crypto map VPNMAP 10 set peer
crypto map VPNMAP 10 set transform-set ESP-AES
crypto map VPNMAP interface OUTSIDE
crypto isakmp enable OUTSIDE
crypto isakmp policy 10
 authentication pre-share
 encryption aes
 hash sha
 group 2
 lifetime 86400
tunnel-group type ipsec-l2l
tunnel-group ipsec-attributes
 pre-shared-key cisco123

Ok, so I'm actually saying "Anything on my corporate LAN is considered interesting." That's fine, maybe there's future growth or something. Now let's filter the tunnel so can only talk to on tcp/22&443, and icmp.

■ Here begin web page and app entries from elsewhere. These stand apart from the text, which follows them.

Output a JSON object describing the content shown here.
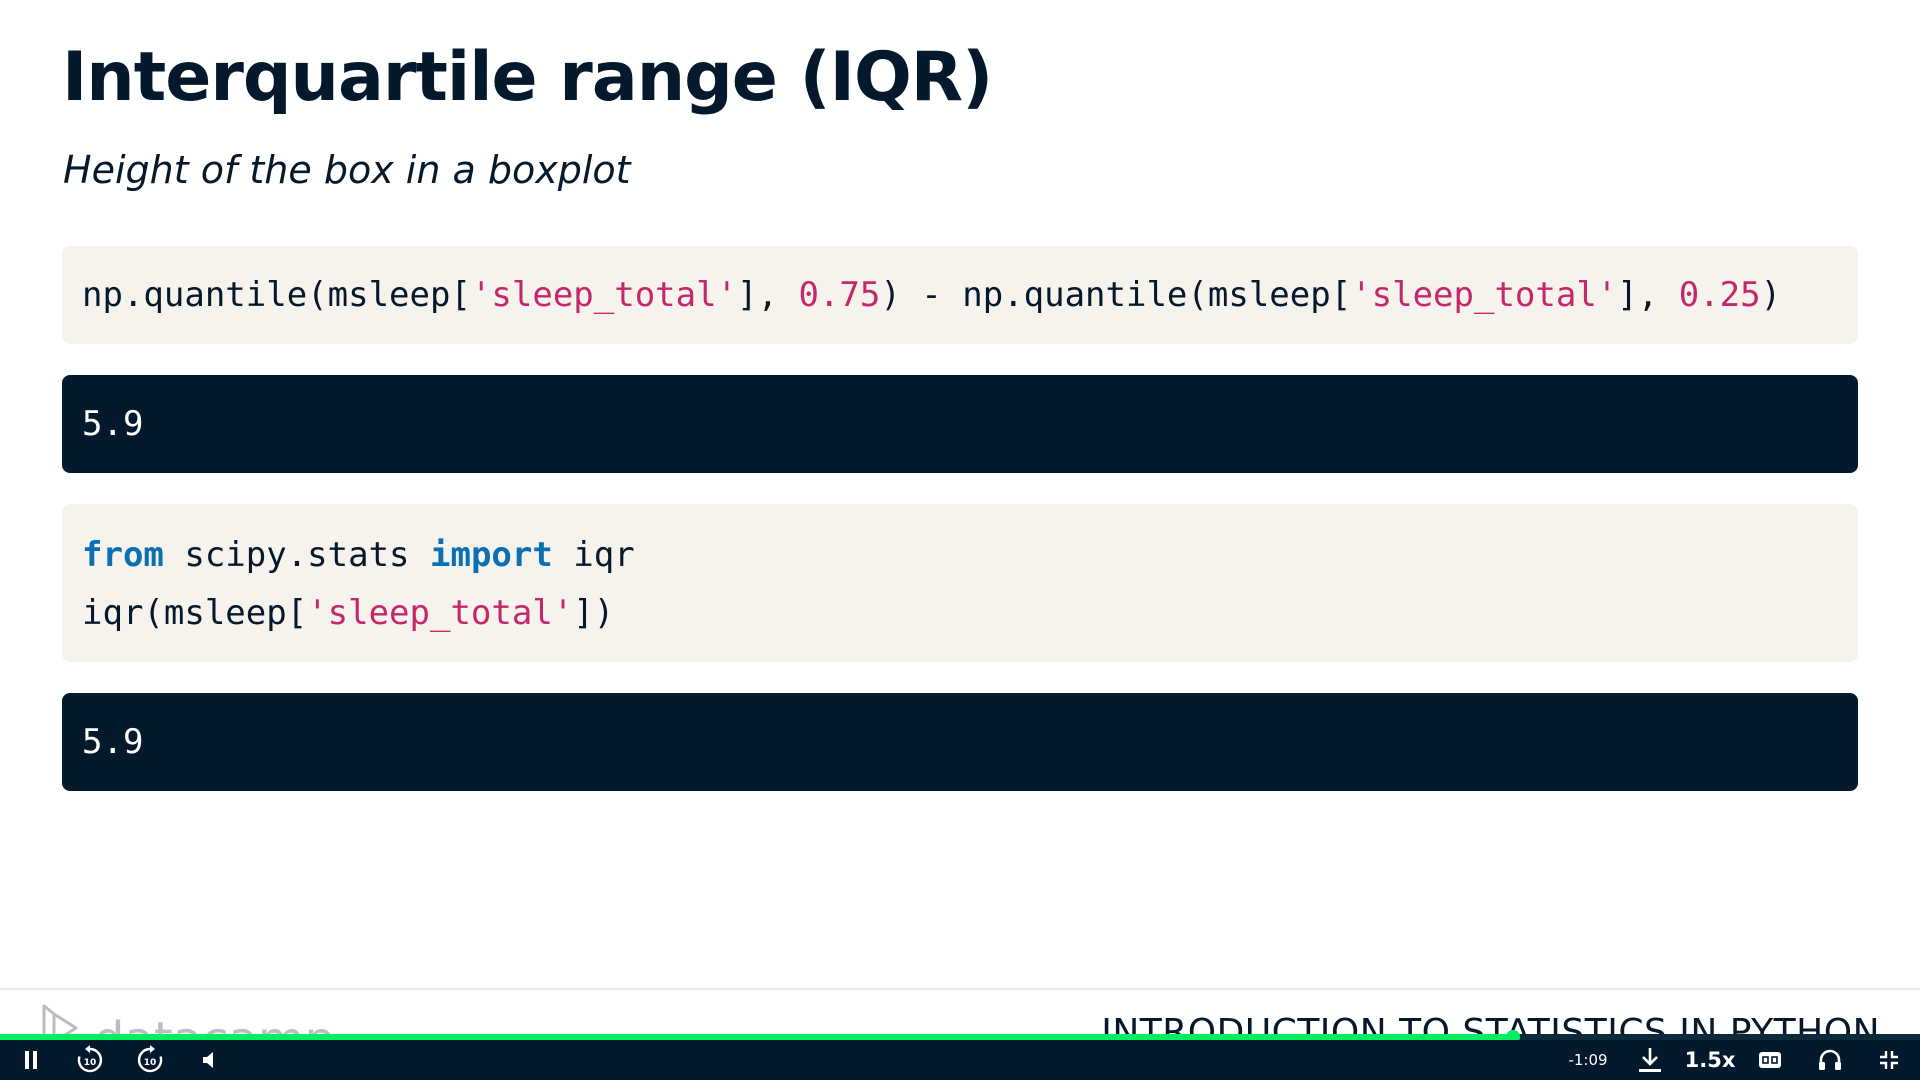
{
  "slide": {
    "title": "Interquartile range (IQR)",
    "subtitle": "Height of the box in a boxplot",
    "code1": {
      "p1": "np.quantile(msleep[",
      "s1": "'sleep_total'",
      "p2": "], ",
      "n1": "0.75",
      "p3": ") - np.quantile(msleep[",
      "s2": "'sleep_total'",
      "p4": "], ",
      "n2": "0.25",
      "p5": ")"
    },
    "output1": "5.9",
    "code2": {
      "line1_kw1": "from",
      "line1_mid": " scipy.stats ",
      "line1_kw2": "import",
      "line1_end": " iqr",
      "line2_a": "iqr(msleep[",
      "line2_str": "'sleep_total'",
      "line2_b": "])"
    },
    "output2": "5.9"
  },
  "footer": {
    "brand": "datacamp",
    "course": "INTRODUCTION TO STATISTICS IN PYTHON"
  },
  "player": {
    "progress_fraction": 0.788,
    "time_remaining": "-1:09",
    "speed": "1.5x",
    "skip_back_seconds": "10",
    "skip_forward_seconds": "10",
    "icons": [
      "pause-icon",
      "rewind-10-icon",
      "forward-10-icon",
      "volume-icon",
      "download-icon",
      "captions-icon",
      "audio-icon",
      "exit-fullscreen-icon"
    ]
  },
  "colors": {
    "navy": "#05192d",
    "code_bg": "#f6f2ec",
    "string": "#c4286b",
    "keyword": "#0a6fb3",
    "progress": "#03ef62"
  }
}
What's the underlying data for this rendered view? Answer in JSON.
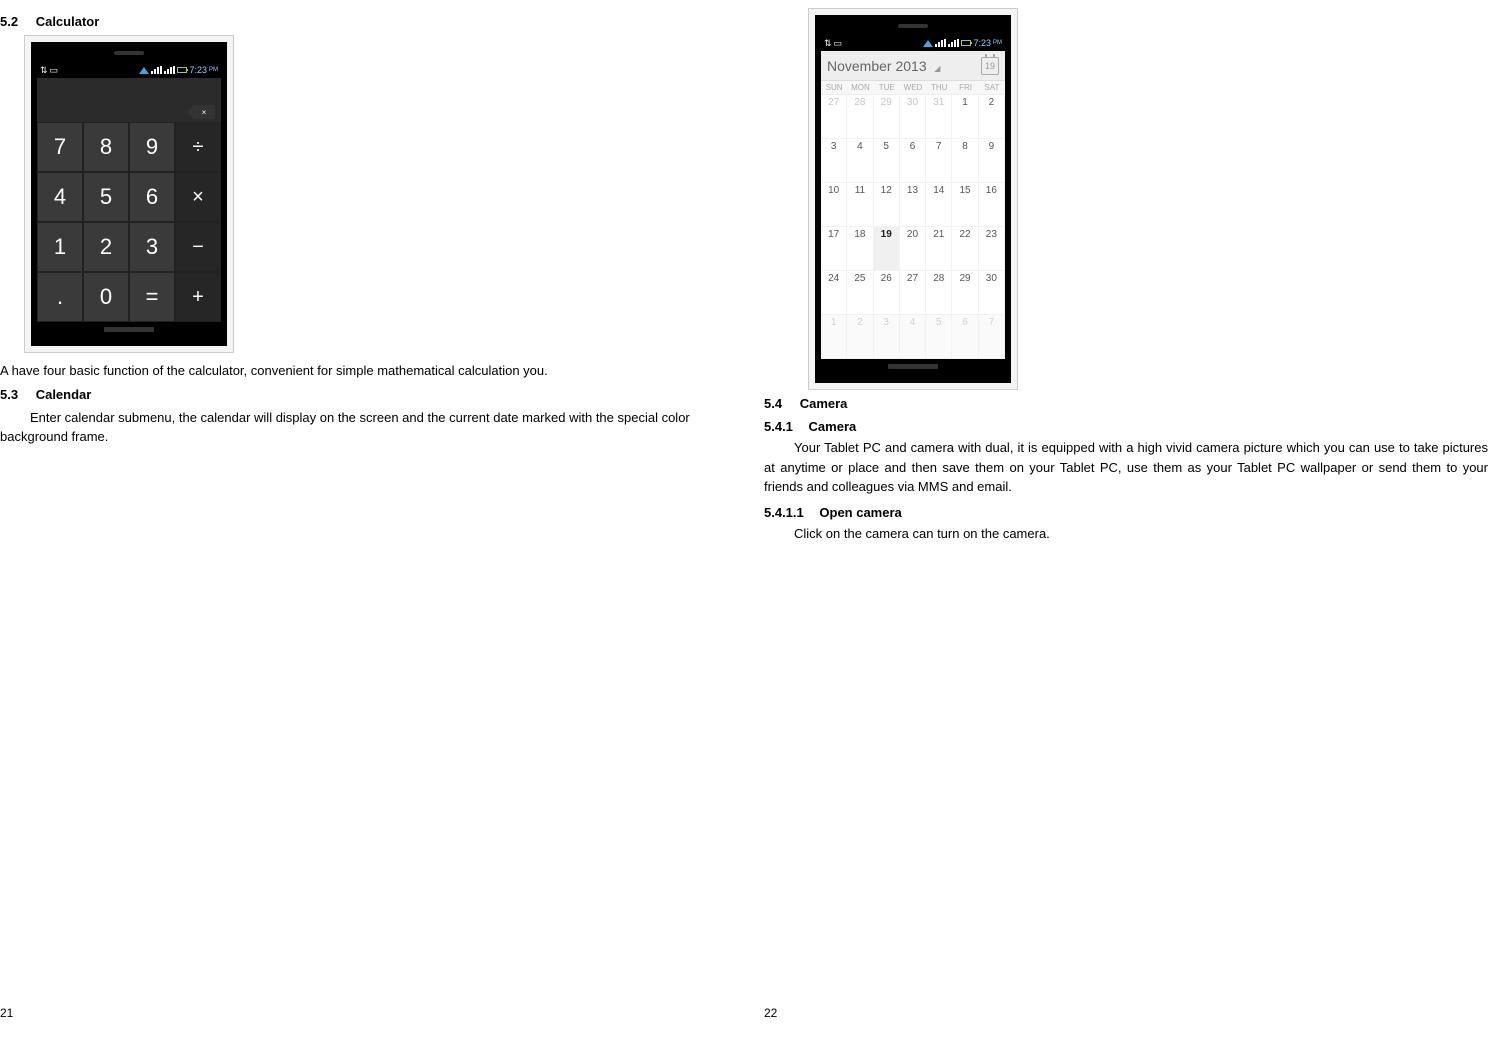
{
  "left": {
    "sec52": {
      "num": "5.2",
      "title": "Calculator"
    },
    "sec52_text": "A have four basic function of the calculator, convenient for simple mathematical calculation you.",
    "sec53": {
      "num": "5.3",
      "title": "Calendar"
    },
    "sec53_text": "Enter calendar submenu, the calendar will display on the screen and the current date marked with the special color background frame.",
    "page_num": "21"
  },
  "right": {
    "sec54": {
      "num": "5.4",
      "title": "Camera"
    },
    "sec541": {
      "num": "5.4.1",
      "title": "Camera"
    },
    "sec541_text": "Your Tablet PC and camera with dual, it is equipped with a high vivid camera picture which you can use to take pictures at anytime or place and then save them on your Tablet PC, use them as your Tablet PC wallpaper or send them to your friends and colleagues via MMS and email.",
    "sec5411": {
      "num": "5.4.1.1",
      "title": "Open camera"
    },
    "sec5411_text": "Click on the camera can turn on the camera.",
    "page_num": "22"
  },
  "status": {
    "time": "7:23",
    "pm": "PM"
  },
  "calc": {
    "keys": [
      "7",
      "8",
      "9",
      "÷",
      "4",
      "5",
      "6",
      "×",
      "1",
      "2",
      "3",
      "−",
      ".",
      "0",
      "=",
      "+"
    ]
  },
  "calendar": {
    "title": "November 2013",
    "today_badge": "19",
    "dow": [
      "SUN",
      "MON",
      "TUE",
      "WED",
      "THU",
      "FRI",
      "SAT"
    ],
    "weeks": [
      [
        {
          "d": "27",
          "o": true
        },
        {
          "d": "28",
          "o": true
        },
        {
          "d": "29",
          "o": true
        },
        {
          "d": "30",
          "o": true
        },
        {
          "d": "31",
          "o": true
        },
        {
          "d": "1"
        },
        {
          "d": "2"
        }
      ],
      [
        {
          "d": "3"
        },
        {
          "d": "4"
        },
        {
          "d": "5"
        },
        {
          "d": "6"
        },
        {
          "d": "7"
        },
        {
          "d": "8"
        },
        {
          "d": "9"
        }
      ],
      [
        {
          "d": "10"
        },
        {
          "d": "11"
        },
        {
          "d": "12"
        },
        {
          "d": "13"
        },
        {
          "d": "14"
        },
        {
          "d": "15"
        },
        {
          "d": "16"
        }
      ],
      [
        {
          "d": "17"
        },
        {
          "d": "18"
        },
        {
          "d": "19",
          "t": true
        },
        {
          "d": "20"
        },
        {
          "d": "21"
        },
        {
          "d": "22"
        },
        {
          "d": "23"
        }
      ],
      [
        {
          "d": "24"
        },
        {
          "d": "25"
        },
        {
          "d": "26"
        },
        {
          "d": "27"
        },
        {
          "d": "28"
        },
        {
          "d": "29"
        },
        {
          "d": "30"
        }
      ],
      [
        {
          "d": "1",
          "tr": true
        },
        {
          "d": "2",
          "tr": true
        },
        {
          "d": "3",
          "tr": true
        },
        {
          "d": "4",
          "tr": true
        },
        {
          "d": "5",
          "tr": true
        },
        {
          "d": "6",
          "tr": true
        },
        {
          "d": "7",
          "tr": true
        }
      ]
    ]
  }
}
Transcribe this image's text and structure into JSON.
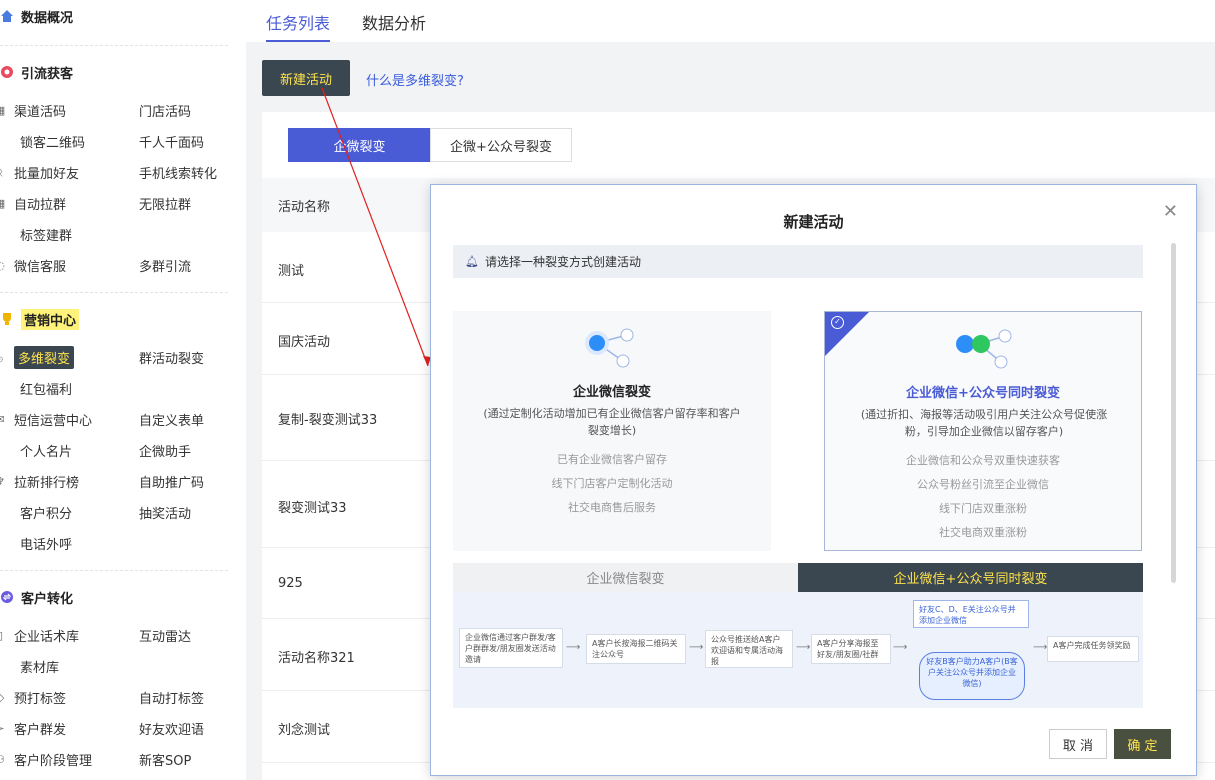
{
  "sidebar": {
    "overview": "数据概况",
    "sections": {
      "traffic": {
        "title": "引流获客",
        "items": [
          "渠道活码",
          "门店活码",
          "锁客二维码",
          "千人千面码",
          "批量加好友",
          "手机线索转化",
          "自动拉群",
          "无限拉群",
          "标签建群",
          "微信客服",
          "多群引流"
        ]
      },
      "marketing": {
        "title": "营销中心",
        "items": [
          "多维裂变",
          "群活动裂变",
          "红包福利",
          "短信运营中心",
          "自定义表单",
          "个人名片",
          "企微助手",
          "拉新排行榜",
          "自助推广码",
          "客户积分",
          "抽奖活动",
          "电话外呼"
        ]
      },
      "convert": {
        "title": "客户转化",
        "items": [
          "企业话术库",
          "互动雷达",
          "素材库",
          "预打标签",
          "自动打标签",
          "客户群发",
          "好友欢迎语",
          "客户阶段管理",
          "新客SOP"
        ]
      }
    }
  },
  "tabs": [
    "任务列表",
    "数据分析"
  ],
  "actions": {
    "new_label": "新建活动",
    "what_link": "什么是多维裂变?"
  },
  "segments": [
    "企微裂变",
    "企微+公众号裂变"
  ],
  "table": {
    "header": "活动名称",
    "rows": [
      "测试",
      "国庆活动",
      "复制-裂变测试33",
      "裂变测试33",
      "925",
      "活动名称321",
      "刘念测试"
    ]
  },
  "modal": {
    "title": "新建活动",
    "notice": "请选择一种裂变方式创建活动",
    "cards": [
      {
        "title": "企业微信裂变",
        "desc": "(通过定制化活动增加已有企业微信客户留存率和客户裂变增长)",
        "features": [
          "已有企业微信客户留存",
          "线下门店客户定制化活动",
          "社交电商售后服务"
        ]
      },
      {
        "title": "企业微信+公众号同时裂变",
        "desc": "(通过折扣、海报等活动吸引用户关注公众号促使涨粉，引导加企业微信以留存客户)",
        "features": [
          "企业微信和公众号双重快速获客",
          "公众号粉丝引流至企业微信",
          "线下门店双重涨粉",
          "社交电商双重涨粉"
        ]
      }
    ],
    "flow_tabs": [
      "企业微信裂变",
      "企业微信+公众号同时裂变"
    ],
    "flow": {
      "step1": "企业微信通过客户群发/客户群群发/朋友圈发送活动邀请",
      "step2": "A客户长按海报二维码关注公众号",
      "step3": "公众号推送给A客户欢迎语和专属活动海报",
      "step4": "A客户分享海报至好友/朋友圈/社群",
      "top": "好友C、D、E关注公众号并添加企业微信",
      "center": "好友B客户助力A客户(B客户关注公众号并添加企业微信)",
      "end": "A客户完成任务领奖励"
    },
    "cancel": "取 消",
    "ok": "确 定"
  },
  "colors": {
    "accent": "#4a5bd6",
    "dark": "#3a4750",
    "yellow": "#ffe34d"
  }
}
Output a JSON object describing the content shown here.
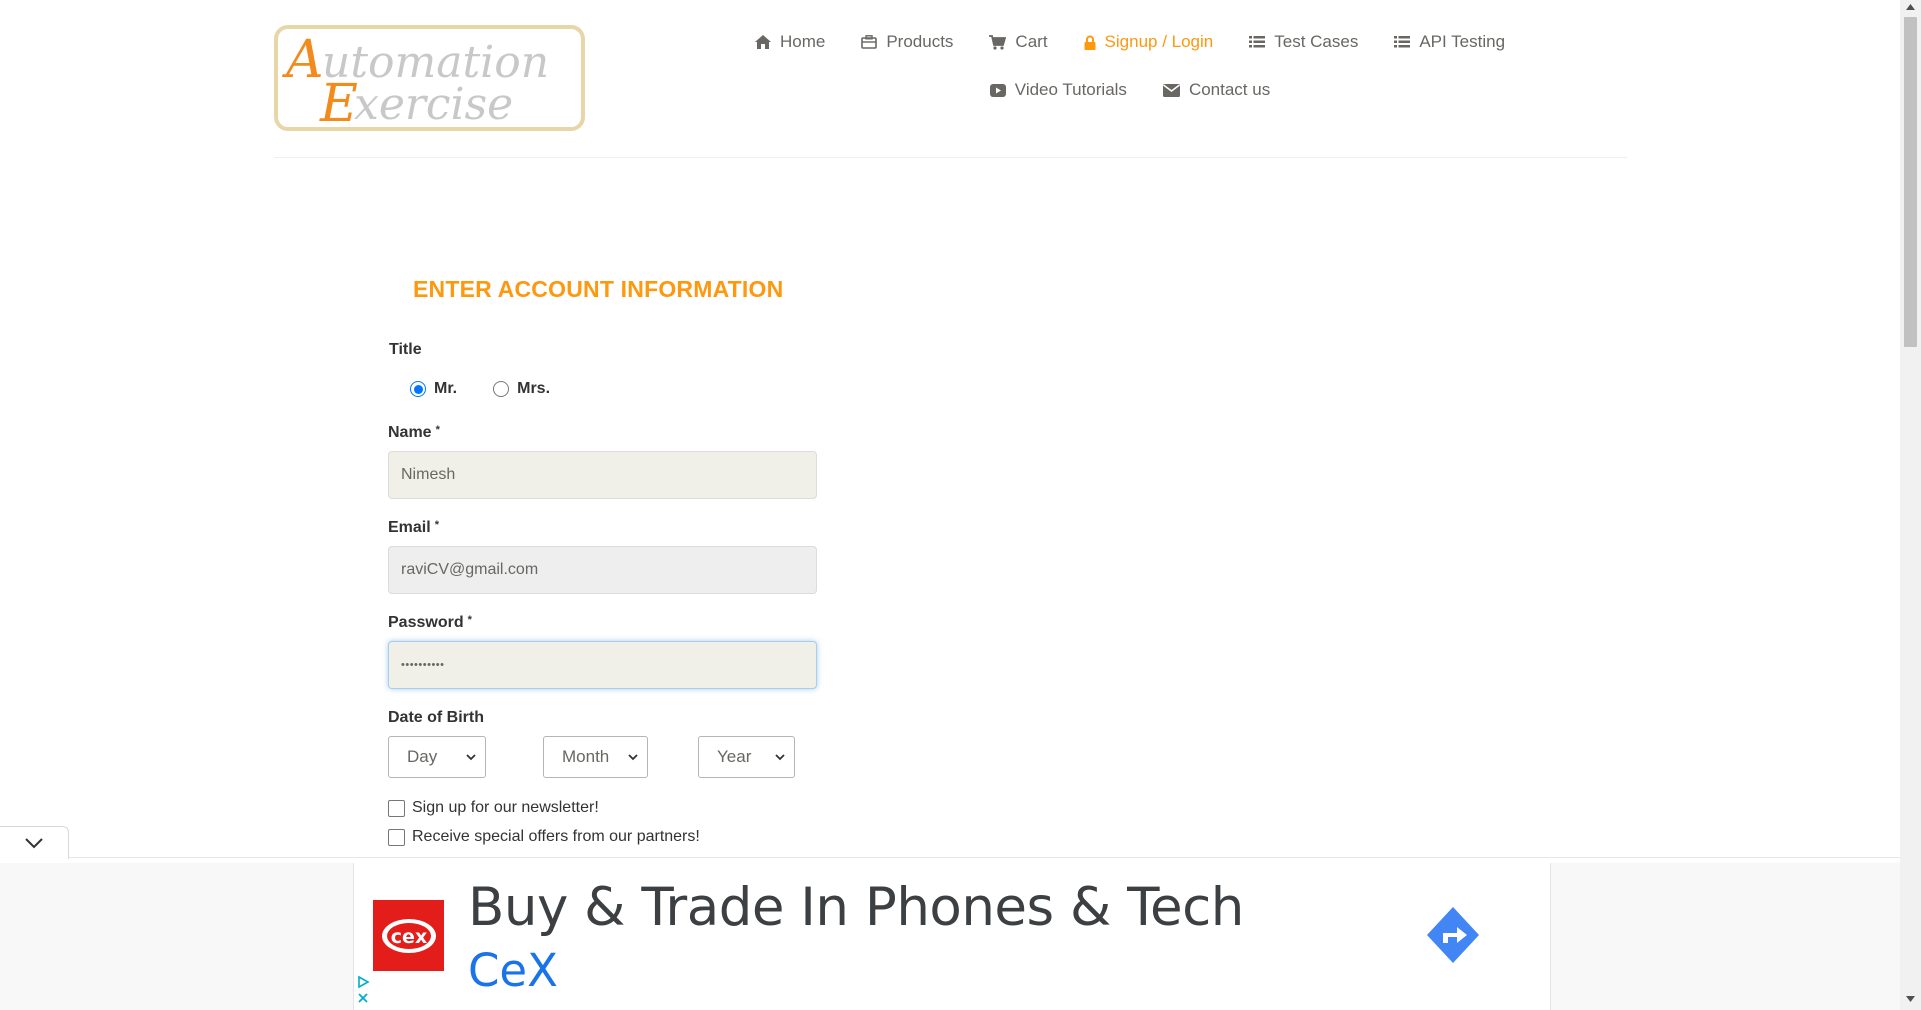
{
  "header": {
    "logo_text": "Automation Exercise",
    "nav": {
      "home": "Home",
      "products": "Products",
      "cart": "Cart",
      "signup_login": "Signup / Login",
      "test_cases": "Test Cases",
      "api_testing": "API Testing",
      "video_tutorials": "Video Tutorials",
      "contact_us": "Contact us"
    },
    "active_item": "signup_login",
    "accent_color": "#FE980F"
  },
  "form": {
    "heading": "ENTER ACCOUNT INFORMATION",
    "title_label": "Title",
    "title_options": [
      "Mr.",
      "Mrs."
    ],
    "title_selected": "Mr.",
    "name_label": "Name",
    "name_value": "Nimesh",
    "email_label": "Email",
    "email_value": "raviCV@gmail.com",
    "password_label": "Password",
    "password_value": "••••••••••",
    "required_mark": "*",
    "dob_label": "Date of Birth",
    "dob": {
      "day": "Day",
      "month": "Month",
      "year": "Year"
    },
    "newsletter_label": "Sign up for our newsletter!",
    "newsletter_checked": false,
    "offers_label": "Receive special offers from our partners!",
    "offers_checked": false
  },
  "ad": {
    "headline": "Buy & Trade In Phones & Tech",
    "advertiser": "CeX",
    "logo_text": "cex",
    "brand_color": "#e31d1a",
    "link_color": "#1a73e8"
  },
  "icons": [
    "home-icon",
    "briefcase-icon",
    "cart-icon",
    "lock-icon",
    "list-icon",
    "play-icon",
    "envelope-icon",
    "chevron-down-icon",
    "directions-icon",
    "ad-info-icon",
    "close-icon"
  ]
}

 access-list PARTNERL2L-Filter extended permit tcp host eq ssh
access-list PARTNERL2L-Filter extended permit tcp host eq https
access-list PARTNERL2L-Filter extended permit icmp host
access-list PARTNERL2L-Filter extended deny ip any
group-policy PARTNER_L2L_VPN internal
group-policy PARTNER_L2L_VPN attributes
 vpn-filter value PARTNERL2L-Filter
tunnel-group general-attributes
 default-group-policy PARTNER_L2L_VPN

 That's all you have to do! *SPECIAL NOTE* If the L2L VPN is up and active when you make this change, you'll need to clear IPsec SA for that peer. So in my case that's:

clear ipsec sa peer

When the tunnel re-establishes, boom your filter is in place. I'll do the actual demo in my video, but here's the hit counter on my filter ACL.

CORP-FW# sh access-l PARTNERL2L-Filter
access-list PARTNERL2L-Filter; 3 elements
access-list PARTNERL2L-Filter line 1 extended permit tcp host eq ssh (hitcnt=5)
access-list PARTNERL2L-Filter line 2 extended permit tcp host eq https (hitcnt=0)
access-list PARTNERL2L-Filter line 3 extended permit icmp host (hitcnt=1)
access-list PARTNERL2L-Filter line 4 extended deny ip any  (hitcnt=10)

So that's it everyone, stop doing dumb shit. Video coming later tonight... maybe tomorrow.

Thursday, September 11, 2014

GNS3 IOU Server (GNS3 1.0 Beta 2)

Just thought I'd share this video out from my YouTube channel here also. So the two people who mistakenly read my blog this week can see how this is done.

GNS3 IOU Server

L2 Image I use -- i86bi-linux-l2-ipbasek9-15.1e.bin
L3 Image I use -- i86bi-linux-l3-adventerprisek9-


Modify this conf file on the server: /etc/sysctl.conf

# Mitigate %AMDP2_FE-6-EXCESSCOLL iou error
net.unix.max_dgram_qlen = 2000000